» **Assignment**: Of the entries below, copy only those lines that contain the word "date".

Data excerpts
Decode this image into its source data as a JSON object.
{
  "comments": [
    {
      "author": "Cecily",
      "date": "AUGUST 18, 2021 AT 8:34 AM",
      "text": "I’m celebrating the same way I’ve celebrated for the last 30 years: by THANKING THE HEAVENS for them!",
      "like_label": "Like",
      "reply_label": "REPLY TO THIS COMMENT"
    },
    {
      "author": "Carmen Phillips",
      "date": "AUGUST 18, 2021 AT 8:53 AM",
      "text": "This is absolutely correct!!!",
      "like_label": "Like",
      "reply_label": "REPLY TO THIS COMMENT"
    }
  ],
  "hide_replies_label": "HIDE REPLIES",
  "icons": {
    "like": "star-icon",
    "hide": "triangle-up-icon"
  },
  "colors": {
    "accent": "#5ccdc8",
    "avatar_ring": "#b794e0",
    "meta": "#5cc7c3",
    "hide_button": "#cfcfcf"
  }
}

» **Result of the exercise**:
      "date": "AUGUST 18, 2021 AT 8:34 AM",
      "date": "AUGUST 18, 2021 AT 8:53 AM",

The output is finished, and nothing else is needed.